My #oklaed partner in crime @vperezy got my dander up the other night with the following tweet:
— Vanessa Perez (@vperezy) February 19, 2017
— Josh Harris 🚀 (@EdTechSpec) February 18, 2017
Oh man…where to start? Let’s talk about us…
I have loved music as long as I can remember. I used to listen to my Dad’s early 80’s country and western vinyl records. My Step-Dad played Harry Chapin on 8-Track. I have no idea how many mix tapes I made in my youth.
Look at music now – Spotify lets you create your own mix. iTunes lets you buy anything in their catalog. Pandora will create a playlist based on what you like. Gone are the days of the 8-track, the cassette tape, and compact disc audio. Sure those things are still around, but ask any 7th grader you see what these items are. I’ll bet most have never heard of any of them.
Remember when call waiting was first introduced? Or when there were only three channels to choose from on television AND you had to manually change the channel…on the TV? What about those IOWA tests we used to bubble in every year…wait….we still do that…
Now Entering the Digital World

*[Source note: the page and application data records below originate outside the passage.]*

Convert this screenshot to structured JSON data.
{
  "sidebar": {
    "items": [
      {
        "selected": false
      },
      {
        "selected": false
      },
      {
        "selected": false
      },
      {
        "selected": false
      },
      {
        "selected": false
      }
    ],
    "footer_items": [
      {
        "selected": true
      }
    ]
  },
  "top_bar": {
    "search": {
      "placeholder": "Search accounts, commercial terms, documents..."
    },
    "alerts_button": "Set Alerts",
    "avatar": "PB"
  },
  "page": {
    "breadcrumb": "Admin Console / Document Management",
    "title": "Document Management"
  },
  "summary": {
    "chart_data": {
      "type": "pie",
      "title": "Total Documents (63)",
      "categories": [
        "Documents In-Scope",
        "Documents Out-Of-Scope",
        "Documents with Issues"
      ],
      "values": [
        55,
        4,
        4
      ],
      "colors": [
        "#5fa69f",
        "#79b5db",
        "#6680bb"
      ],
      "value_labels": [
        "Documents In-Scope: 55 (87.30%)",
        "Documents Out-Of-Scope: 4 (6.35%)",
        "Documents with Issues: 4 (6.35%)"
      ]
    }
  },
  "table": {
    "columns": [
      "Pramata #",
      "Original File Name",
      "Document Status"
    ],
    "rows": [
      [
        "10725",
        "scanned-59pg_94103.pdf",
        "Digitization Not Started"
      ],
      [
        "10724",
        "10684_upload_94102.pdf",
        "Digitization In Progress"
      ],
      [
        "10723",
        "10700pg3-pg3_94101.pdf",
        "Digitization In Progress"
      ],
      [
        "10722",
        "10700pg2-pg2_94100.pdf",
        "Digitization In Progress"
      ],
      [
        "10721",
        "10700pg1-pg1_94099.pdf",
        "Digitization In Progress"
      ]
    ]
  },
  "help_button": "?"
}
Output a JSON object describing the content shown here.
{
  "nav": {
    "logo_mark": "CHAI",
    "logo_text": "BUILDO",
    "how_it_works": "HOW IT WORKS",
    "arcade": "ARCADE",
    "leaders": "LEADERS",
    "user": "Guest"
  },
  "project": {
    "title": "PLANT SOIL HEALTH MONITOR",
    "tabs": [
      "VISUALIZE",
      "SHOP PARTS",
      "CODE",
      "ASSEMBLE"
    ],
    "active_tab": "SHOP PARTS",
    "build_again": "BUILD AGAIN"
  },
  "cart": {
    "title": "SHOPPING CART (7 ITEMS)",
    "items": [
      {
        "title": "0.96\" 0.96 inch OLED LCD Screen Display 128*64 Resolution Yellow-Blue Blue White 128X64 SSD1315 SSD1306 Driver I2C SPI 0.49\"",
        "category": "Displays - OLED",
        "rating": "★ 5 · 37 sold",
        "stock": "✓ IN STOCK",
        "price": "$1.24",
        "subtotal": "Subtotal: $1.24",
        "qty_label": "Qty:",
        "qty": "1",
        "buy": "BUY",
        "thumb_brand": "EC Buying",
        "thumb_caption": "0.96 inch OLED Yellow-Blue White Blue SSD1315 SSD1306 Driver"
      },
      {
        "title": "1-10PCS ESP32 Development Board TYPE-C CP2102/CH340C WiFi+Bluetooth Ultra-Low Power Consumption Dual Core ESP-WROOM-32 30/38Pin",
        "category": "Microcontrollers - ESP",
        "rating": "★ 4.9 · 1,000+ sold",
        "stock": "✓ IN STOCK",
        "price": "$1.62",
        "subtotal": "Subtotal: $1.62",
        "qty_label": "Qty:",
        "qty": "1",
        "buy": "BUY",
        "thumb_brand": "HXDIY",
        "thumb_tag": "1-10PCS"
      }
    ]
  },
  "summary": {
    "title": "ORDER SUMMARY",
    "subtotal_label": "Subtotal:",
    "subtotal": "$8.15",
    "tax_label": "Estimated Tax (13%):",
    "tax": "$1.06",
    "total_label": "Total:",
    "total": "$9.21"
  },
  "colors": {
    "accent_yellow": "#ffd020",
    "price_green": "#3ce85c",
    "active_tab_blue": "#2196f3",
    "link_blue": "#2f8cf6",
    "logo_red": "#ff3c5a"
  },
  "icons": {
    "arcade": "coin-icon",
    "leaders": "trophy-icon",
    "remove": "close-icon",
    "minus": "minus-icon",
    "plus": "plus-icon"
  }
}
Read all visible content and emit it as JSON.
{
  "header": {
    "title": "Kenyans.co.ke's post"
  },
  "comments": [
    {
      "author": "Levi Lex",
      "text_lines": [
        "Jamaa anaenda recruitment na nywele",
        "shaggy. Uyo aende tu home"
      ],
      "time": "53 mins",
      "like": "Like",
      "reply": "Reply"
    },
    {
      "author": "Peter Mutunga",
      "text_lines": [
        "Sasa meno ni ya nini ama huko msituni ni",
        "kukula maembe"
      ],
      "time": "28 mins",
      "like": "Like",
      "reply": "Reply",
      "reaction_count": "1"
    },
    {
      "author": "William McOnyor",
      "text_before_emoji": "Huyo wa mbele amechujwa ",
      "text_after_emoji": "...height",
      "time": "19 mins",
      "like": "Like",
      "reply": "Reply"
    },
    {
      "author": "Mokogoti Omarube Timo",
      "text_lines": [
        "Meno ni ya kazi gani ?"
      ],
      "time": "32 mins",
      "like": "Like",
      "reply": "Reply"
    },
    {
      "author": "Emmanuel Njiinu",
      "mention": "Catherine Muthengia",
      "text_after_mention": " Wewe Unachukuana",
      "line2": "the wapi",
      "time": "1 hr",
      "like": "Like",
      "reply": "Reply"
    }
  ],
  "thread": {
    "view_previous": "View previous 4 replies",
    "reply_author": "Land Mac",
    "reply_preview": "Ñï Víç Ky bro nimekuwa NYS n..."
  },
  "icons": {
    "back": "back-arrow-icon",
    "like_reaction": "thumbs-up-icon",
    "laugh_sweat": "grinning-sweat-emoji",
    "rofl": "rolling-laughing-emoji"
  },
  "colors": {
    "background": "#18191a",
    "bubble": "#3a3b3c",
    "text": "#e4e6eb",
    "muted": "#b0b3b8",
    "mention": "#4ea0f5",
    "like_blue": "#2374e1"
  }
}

The thing is this technology is always changing. Always. I would probably be considered a digital immigrant. I did not grow up with a computer in my house. The first family computer showed up my senior year of high school (1990-91). We had no idea what to do with it. It was “off limits” unless Dad was right there watching.
I used Word Perfect for the first time on that computer for a writing assignment in my Calculus class. We had to do a paper over a mathematician – there was this feature called “justification” and I chose “full.” My teacher took off points because the dot-matrix printer left large spaces between the words so that each line was justified on the left and the right. Talk about first world problems…
Fast forward to now. I Tweet. I Blog. I Snap. I Research. I Insta. I FB. I even Tumblr and Podcast. The thing is, all of these things came out after I graduated from college the first time and several came after I earned my master’s degree. Nobody told me how to use these things, much less teach with them. Or use them to learn.
However, I found some peeps who were doing these crazy things. I asked questions, read blogs, tried doing some cool stuff. Made some mistakes. Got wiser…
The thing is, for me, all of this digital immigrant business has been a really fun journey. I have had the opportunity to meet people I would never have been able to meet in real life. I have learned more than I ever thought I could. And, these relationships and learning have led me toward a Ph.D. in Educational Technology (on track to graduate in December).
We all come from somewhere – we all immigrant from someplace. I joined up with the digital people. They tend to be fun, helpful, and full of hope and excitement. And I like that.
My own children are digital natives – they have never known a day without Netflix or wifi. In fact, when the wifi goes down in our house, it is a huge problem. But it is what my kids know. They have no idea what an 8-track is or how to use one. We do have some audio CD’s around the house – but they all have an iPod Shuffle. They are growing up with all of this really, really cool stuff. Stuff that connects them to the world in ways that are scary and terrifying, yet so full of wonder and knowledge.
Here is the difference, though, just because they are digital natives doesn’t mean they know how to use any of this technology properly. Teenagers Snap things that I wouldn’t be caught dead doing. Look at the number of followers that any of the Kardashians have. You think these “natives” are using this stuff the right way?
On the other hand, these natives are whiz bangers at using all of the cool apps. They know exactly how to troubleshoot problems that come up. They think up ways to be creative. They have intricate online networks. They can tell you when the next movie of your favorite series is coming out, who is directing it, and can probably find the script for you.
Now, let’s harness this amazing brilliance in a way that can benefit them for the rest of their lives. We need to move past the latest Britney Spears wardrobe malfunction and connect with some astronauts. Let’s teach them how to swipe past Justin Bieber and look for the author that you will be studying next. Model for these natives an inquisitive nature, then turn them loose to root out fake news.
Be a Model for the Digital Natives
The point here is this, yes they may be digital natives, but oh my gosh, they still need us to help them. You see, we have experiences and wisdom. We have made some mistakes and learned from them.
With social media being so prevalent right now, mistakes can magnify at a rate we never had to experience. Let us help our students to understand what they can do, what impact they can have, and push them in a direction that allows their brilliance to shine.
It’s okay to admit that you are unsure about the technology that our students are using. It’s okay to admit to your students that you don’t know how to use something. Let them show you – let them help you – let them use their skills.
Going back to the top of the post and the tweets – I can drive a car, but at this time I could not manage a NASCAR race. However, with proper training, anything could happen.